Cheating also includes taking into an examination any material contrary to the regulations, including any bilingual dictionary, whether or not with the intention of using it to obtain an advantage.

Plagiarism involves the false representation of another person's ideas, or findings, as your own by either copying material or paraphrasing without citing sources. It is both professional and ethical to reference clearly the ideas and information that you have used from another writer. If the source is not identified, then you have plagiarised work of the other author. Plagiarism is a form of dishonesty that is insulting to the reader and grossly unfair to your student colleagues.


Communication methods

Students are encouraged to contact their tutor for assistance at any time via email, or during consultation hours. A discussion group will be made available on the unit web site (URL to be advised).

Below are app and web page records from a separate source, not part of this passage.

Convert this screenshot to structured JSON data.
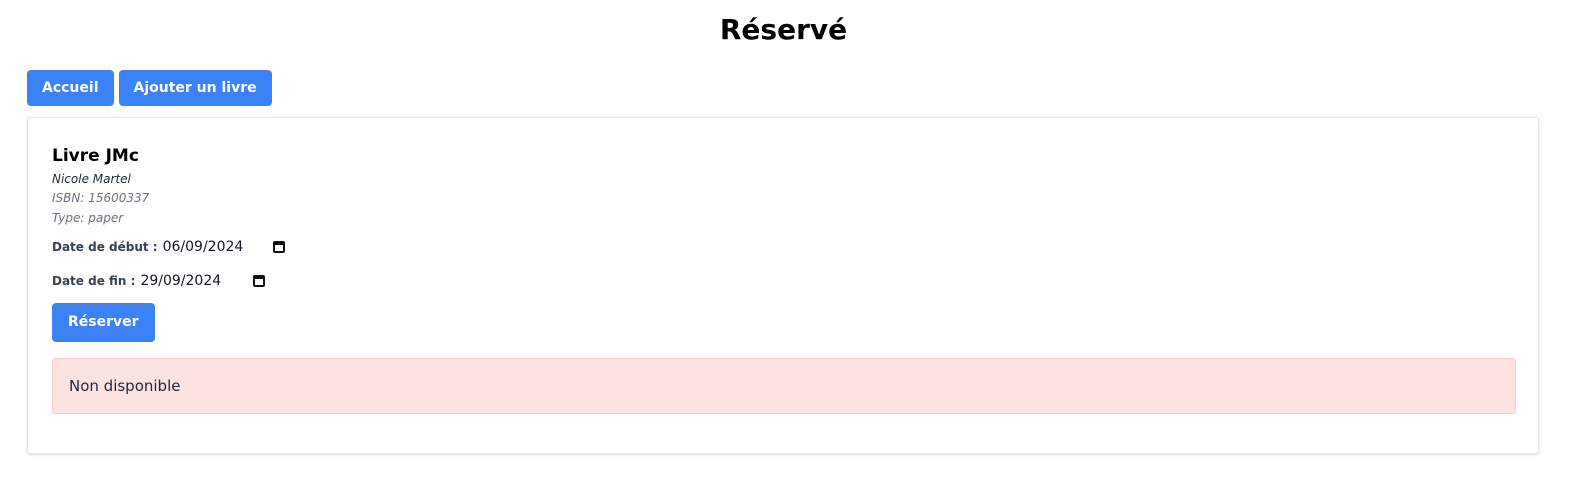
{
  "page": {
    "title": "Réservé"
  },
  "nav": {
    "home_label": "Accueil",
    "add_book_label": "Ajouter un livre"
  },
  "book": {
    "title": "Livre JMc",
    "author": "Nicole Martel",
    "isbn": "ISBN: 15600337",
    "type": "Type: paper"
  },
  "reservation": {
    "start_label": "Date de début :",
    "start_value": "06/09/2024",
    "end_label": "Date de fin :",
    "end_value": "29/09/2024",
    "submit_label": "Réserver"
  },
  "alert": {
    "message": "Non disponible"
  },
  "colors": {
    "primary": "#3b82f6",
    "alert_bg": "#fde2e2"
  },
  "icons": {
    "calendar": "calendar-icon"
  }
}
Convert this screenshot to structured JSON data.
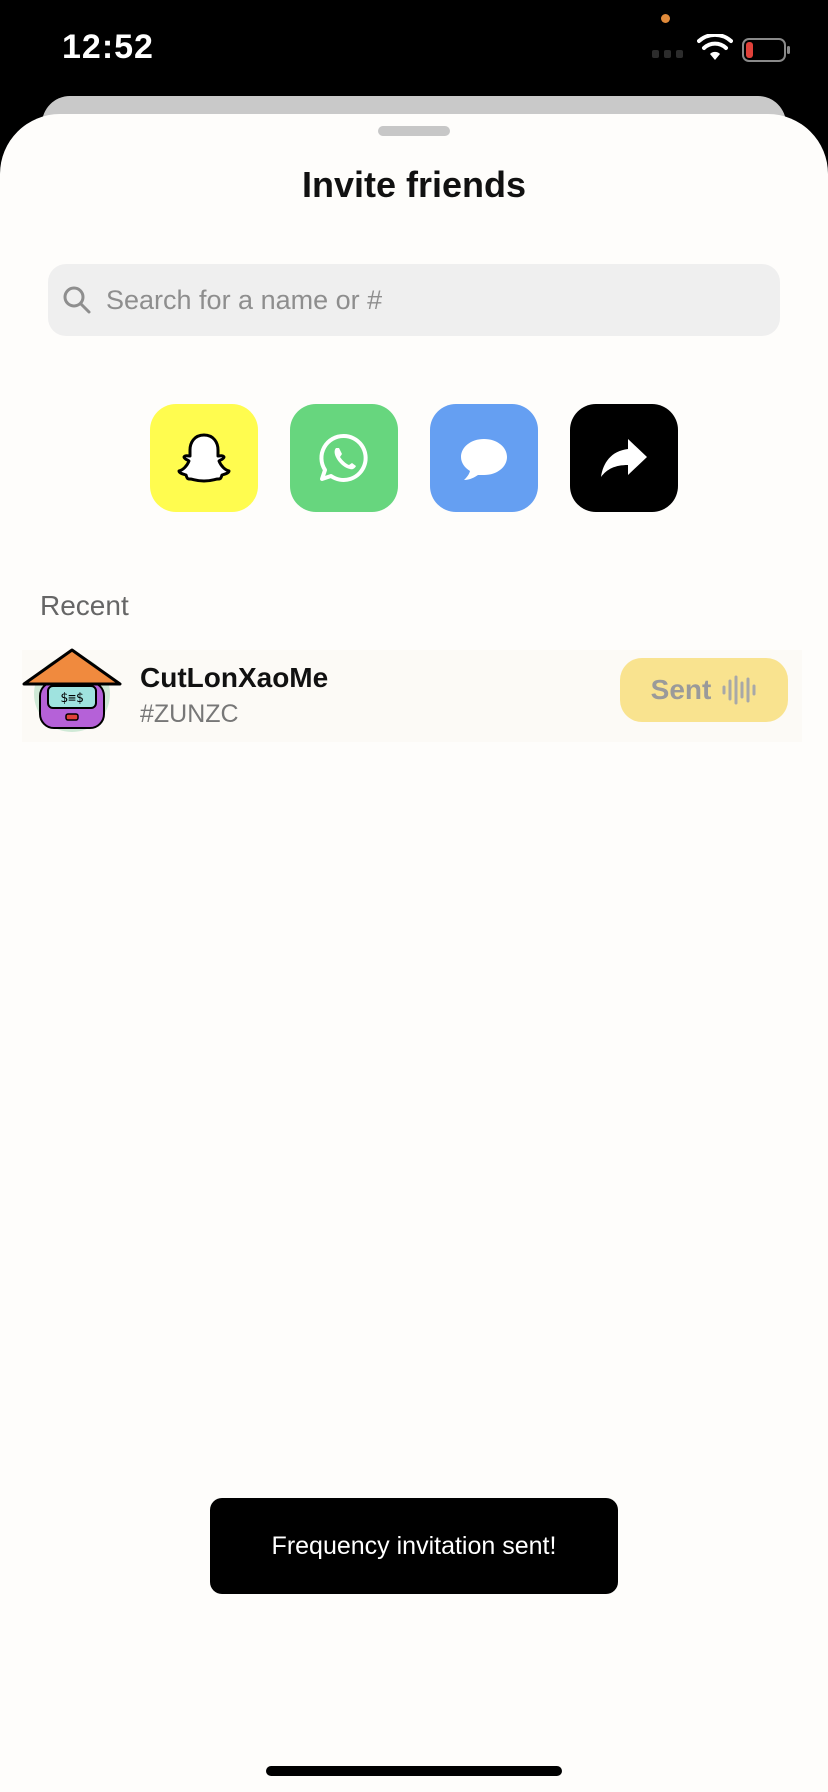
{
  "status_bar": {
    "time": "12:52",
    "battery_color": "#e0413a",
    "privacy_dot_color": "#e08a3a"
  },
  "sheet": {
    "title": "Invite friends",
    "search": {
      "placeholder": "Search for a name or #",
      "value": ""
    },
    "share_options": [
      {
        "name": "snapchat",
        "icon": "snapchat-ghost-icon",
        "color": "#fffc4f"
      },
      {
        "name": "whatsapp",
        "icon": "whatsapp-icon",
        "color": "#67d67e"
      },
      {
        "name": "messages",
        "icon": "message-bubble-icon",
        "color": "#659ff2"
      },
      {
        "name": "share",
        "icon": "share-arrow-icon",
        "color": "#000000"
      }
    ],
    "recent": {
      "label": "Recent",
      "contacts": [
        {
          "name": "CutLonXaoMe",
          "tag": "#ZUNZC",
          "avatar_icon": "conical-hat-avatar",
          "button_label": "Sent",
          "button_color": "#f9e38f"
        }
      ]
    }
  },
  "toast": {
    "message": "Frequency invitation sent!"
  }
}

Notices related to the unit during the semester will be placed on the Notices Newsgroup in the Unit Website. Check this regularly. Failure to read the Notices newsgroup is not regarded as grounds for special consideration.

Consultation Times

Notices regarding the subject will be presented during the lectures and will generally also be placed on the unit web site. Check this regularly. Failure to read the notices is not regarded as grounds for special consideration.

If direct communication with your unit adviser/lecturer or tutor outside of consultation periods is needed you may contact the lecturer and/or tutors at:

Mr Siaw Cheng
Assistant Lecturer
Phone +61 3 990 32511
Fax +61 3 990 55157

All email communication to you from your lecturer will occur through your Monash student email address. Please ensure that you read it regularly, or forward your email to your main address. Also check that your contact information registered with the University is up to date in My.Monash.

Last updated: Jul 13, 2006